Advertisements would require moving to my own domain and I’m really not all that excited about paying for a server and ruining the refreshed design with flashy banners. I would be open to the idea of infomercials ie. writing reviews on donated stuff, but I have a bad habit of being brutally honest. I don’t like to beg either so Chinarello merchandise could be an easier route to finance some of the purchases. I also really fancy the idea of creating a global community across people riding chinese carbon. Wearing the same uniform has always been the most powerful way to unify a group of people.
In all honesty I kind of think the glory days of chinarellos are over. The brand name carbon frames have gotten much cheaper and there is true variety of offerings available. In many ways the mission of Chinarello Blog has been accomplished. War isn’t over though and I will still keep writing about chinese carbon as I’m looking to upgrade to electronic shifting and buy an sscx. What I would really like to promote in the future is this diversity of white label cycling products that are based on industry wide standards. There is definitely still need for an 0utlet for that viewpoint since other media outlets do not cover those topics.
Year 2013 was a good cycling year. I did plenty of commuting, participated in several fun cycling events, upped my game on group rides and even managed to do some mountain biking.
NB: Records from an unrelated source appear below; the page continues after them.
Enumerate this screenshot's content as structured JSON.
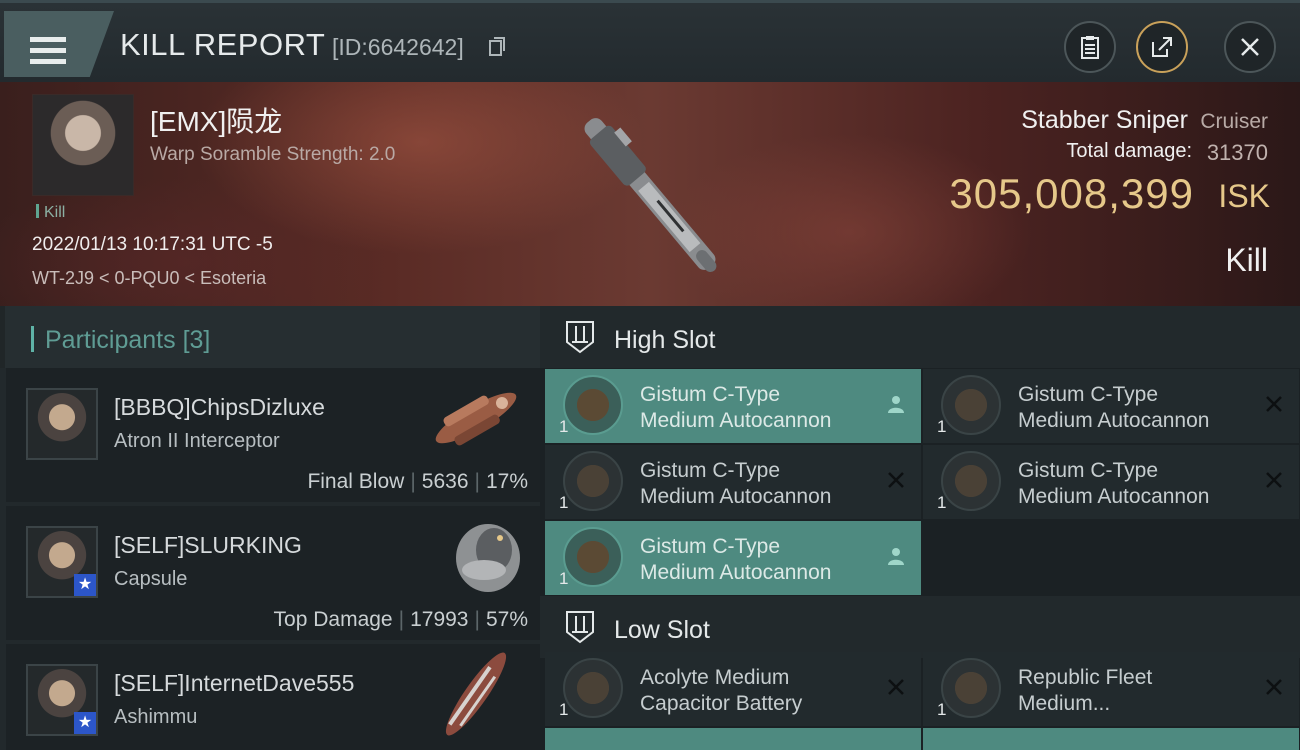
{
  "header": {
    "title": "KILL REPORT",
    "report_id": "[ID:6642642]"
  },
  "victim": {
    "name": "[EMX]陨龙",
    "scram": "Warp Soramble Strength: 2.0",
    "tag": "Kill",
    "timestamp": "2022/01/13 10:17:31 UTC -5",
    "location": "WT-2J9 < 0-PQU0 < Esoteria"
  },
  "ship": {
    "name": "Stabber Sniper",
    "class": "Cruiser",
    "damage_label": "Total damage:",
    "damage_value": "31370",
    "isk_value": "305,008,399",
    "isk_unit": "ISK",
    "result": "Kill"
  },
  "participants": {
    "label": "Participants",
    "count": "[3]",
    "rows": [
      {
        "name": "[BBBQ]ChipsDizluxe",
        "ship": "Atron II Interceptor",
        "role": "Final Blow",
        "damage": "5636",
        "percent": "17%"
      },
      {
        "name": "[SELF]SLURKING",
        "ship": "Capsule",
        "role": "Top Damage",
        "damage": "17993",
        "percent": "57%"
      },
      {
        "name": "[SELF]InternetDave555",
        "ship": "Ashimmu",
        "role": "",
        "damage": "",
        "percent": ""
      }
    ]
  },
  "fitting": {
    "high_slot_label": "High Slot",
    "low_slot_label": "Low Slot",
    "high": [
      {
        "n1": "Gistum C-Type",
        "n2": "Medium Autocannon",
        "qty": "1",
        "state": "dropped"
      },
      {
        "n1": "Gistum C-Type",
        "n2": "Medium Autocannon",
        "qty": "1",
        "state": "destroyed"
      },
      {
        "n1": "Gistum C-Type",
        "n2": "Medium Autocannon",
        "qty": "1",
        "state": "destroyed"
      },
      {
        "n1": "Gistum C-Type",
        "n2": "Medium Autocannon",
        "qty": "1",
        "state": "destroyed"
      },
      {
        "n1": "Gistum C-Type",
        "n2": "Medium Autocannon",
        "qty": "1",
        "state": "dropped"
      }
    ],
    "low": [
      {
        "n1": "Acolyte Medium",
        "n2": "Capacitor Battery",
        "qty": "1",
        "state": "destroyed"
      },
      {
        "n1": "Republic Fleet",
        "n2": "Medium...",
        "qty": "1",
        "state": "destroyed"
      }
    ]
  },
  "colors": {
    "accent": "#4e8a80",
    "isk": "#e6c88a"
  }
}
Getting to work required some effort in the mornings, but riding with my son to kindergarden was ace. Yksivaihde community organized bike part jumbles and got me to do some picture hunting (“kuvarastit”). I did some group rides with HePo, but I was happiest about weekly Kampisolmu rides becoming a common phenomenon.
Next season I would like to keep progressing. That basically means I would need to get some competing experience. I’m not expecting being a contender, but getting on the line at a VPCX/HELCX event, criterium, maybe even a Bianchi cup race or similar would be nice. I don’t even mind if I finish last or do not finish (DNF) at all so the only goal is to not chicken out. On the other sportive front I hope I finish Vättern Rundan under 12 hours and can keep in the main group (34-35km/h) at TdH.
To reach the goals I think I will need to train quite a bit to lose more fat. I reckon I should get about 20h of roller training in before the training starts in April. That would be in addition to weekly bouldering session and floorball practice. During the summer I hope I could sneak in hourly equivalent of 5000km of road riding (~200h). I know it is a lot, but I have kept succeeding in my plans so maybe it is time to get little unrealistic for a change. In the end the biggest win for me would be if my son learns to ride without training wheels.
It is that time of the year when most cycling buffs start thinking of upgrades and new projects. I’ve been pretty happy with the chinese carbon racer so it will stay as is for one more season (at least if the barrel adjuster issue can be fixed). I have two vintage racers (Bianchi Mondiale and Olmo Competition) I’m working on, but I already bought some SRAM Omnium cranks and s900 brake levers for a fixie build. I would really like a chinese carbon track frame, but the “killer whale” design (FM126) just does not appeal to me. We will see what comes of this. I might go for a second hand Cinelli, Low or Look if something pops up, but custom Mielec build also intrigues me. Let’s see what Santa brings.